Police say rival rallies in the eastern German city of Chemnitz on Saturday led to several casualties, including three security personnel. Some 11,000 people took part in far-right rallies and counterdemonstrations.
German police said on Sunday that 18 people were injured during opposing rallies the previous day in the eastern city of Chemnitz, as anti-immigration demonstrators scuffled with counterprotesters.
They said those injured included three security personnel who were hurt while holding back demonstrators at Saturday's protests.
The city has been the scene of sometimes violent protests that erupted since a German man was stabbed to death last Sunday, allegedly by a Syrian and an Iraqi.
According to police estimates, some 8,000 attended the far-right rally on Saturday, which was called by the anti-immigration party Alternative for Germany (AfD) and the "anti-Islamization" movement PEGIDA.
A counterdemonstration, including parliamentarians from the Green party and the Social Democratic Party (SPD), drew some 3,000 people, they said.
Alleged attack on politician
Police deployed some 2,000 officers, both from Chemnitz and across Germany.
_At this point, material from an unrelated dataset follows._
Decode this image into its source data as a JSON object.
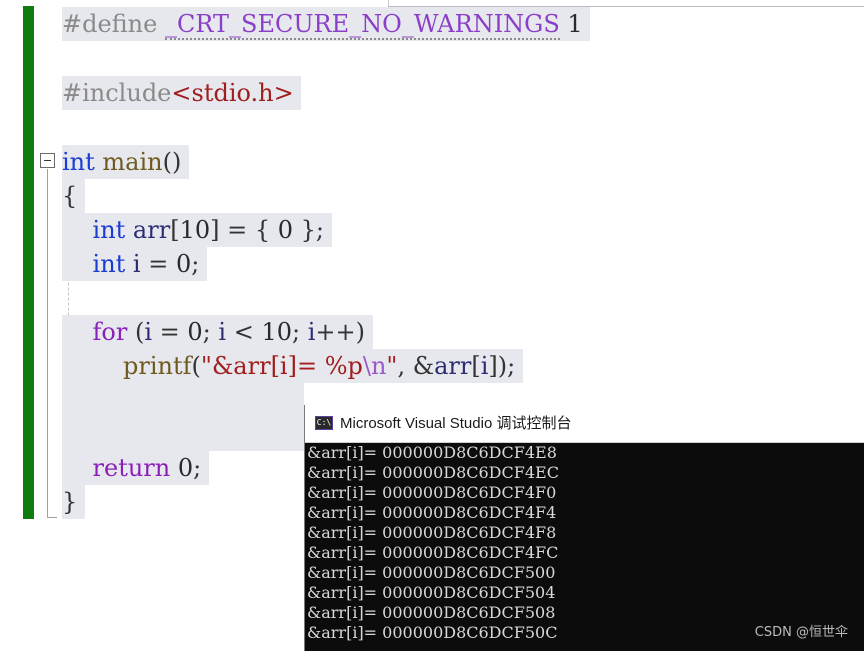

At least 37 criminal offenses are being investigated, including bodily harm, damage to property and infringements of public assembly laws.
Among other things, police said they were looking into an alleged attack on a group of demonstrators led by SPD politician Sören Bartol.
Bartol said on Twitter that the group from Marburg had been "ambushed by Nazis" while heading for their bus after the rallies had cleared.
Smaller protests planned
Two smaller demonstrations were planned for Sunday: one by Chemnitz residents to signal their opposition to "violence and xenophobia," and another organized by the Protestant Evangelical Church in Germany (EKD).
An anti-racism concert is also to be held on Monday featuring German punk band Die Toten Hosen, among other artists.
Anti-immigration sentiment is particularly widespread in the eastern state of Saxony, where Chemnitz is situated, despite the relatively small number of immigrants who live there.
The AfD, which has vehemently opposed migrant arrivals and Chancellor Angela Merkel's liberal stance on accepting refugees, has strong support in the state, with surveys suggesting it could become the second biggest party there in next year's regional elections.
tj/rc (AFP, dpa)